Festivals like Naag Panchami and Mataya are also celebrated for the same reasons. Bajracharya says that constant rainfall meant that the snakes would come out and spread terror amongst people. Though there are many myths that accompany the story of Naag Panchami, he says that the ritual ensured that people could be saved from snakebites. “The cow milk, mustard seeds, cow dung, dubo, ghee, honey – all used in the Naag puja – are said to be avoided by snakes, hence keeping them at bay from human path,” he says.
Even Mataya, which means light procession, was said to have been conducted to check the houses for any visible damage because of the rain. As small bends and alleys, and the small chaityas and temples are visited during the procession, it is also said that it was an excuse to make sure that none of the inhabitants living in those areas were in danger of a weak structure.
Dealing with death and loss, however, seems to be the ultimate goal of Gunla, and the festivals in it. Gai Jatra or Saparu is another festival where the family member of the deceased has to visit temples around the city in their memory by traveling. And the main method of teaching people to deal with it seems to be by giving or donating whatever they can to those in need, and in the name of Buddha, the Blessed one.
No matter how fascinating these rich rituals and hidden and intended meaning behind conducting them are, the young generation is struggling to adapt to it because they don’t always understand what each rituals mean, making such acts nothing more than burden for them. Buddha Ratna Shakya, 48, a local of Shreebahal in Lalitpur, says that it is hard for the youngsters to embrace the traditions. He says that even elders’ act of keeping the tradition alive in its previous glory is difficult, because when elders pass down the rituals, most of the times, they fail to explain why.
“Not just young people, but also a lot of old people aren’t interested in knowing the reasons behind why we observe such traditions. There is so much to do, so many stories to know that it is impossible to keep track of them without having a proper system or recording. But if we had managed to record and understand it all, it would have added a new dimension to the festivals,” he says.
Even Swayambhunath, which has a great religious and cultural importance, has been reduced to a sight-seeing destination. Buddhancharya’s years of observations have convinced him that people’s perception about religious rituals and cultural traditions have been changing drastically over the years, increasing fear of indifference towards such customs.
Of course Guthi Sansthans, organizations which are responsible for carrying out religious events in the localities, are taking steps to make sure that they are being observed. According to Buddhancharya, if their family misses any of the days in the procession in the Gunla, then they have to pay fines to their respective Guthi Sansthans.
Though small, it shows that the locals have started taking steps in preserving their culture.

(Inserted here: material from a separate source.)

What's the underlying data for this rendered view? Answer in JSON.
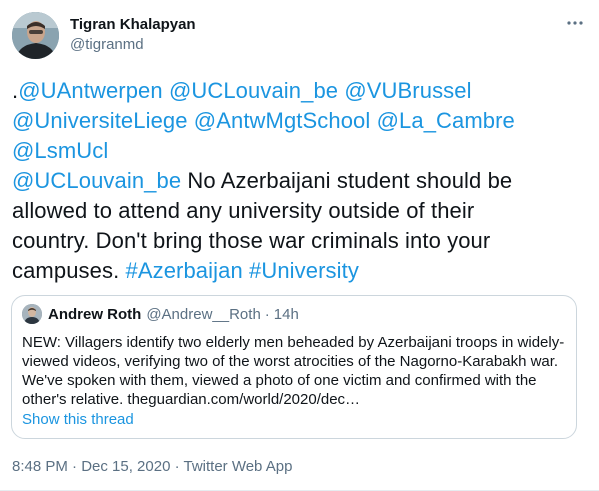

Using Gai Jatra as an excuse to crack satirical jokes about the political scenario has definitely made people aware about the rituals, besides making it a popular festival among the masses. Perhaps something needs to be done with the other rituals as well.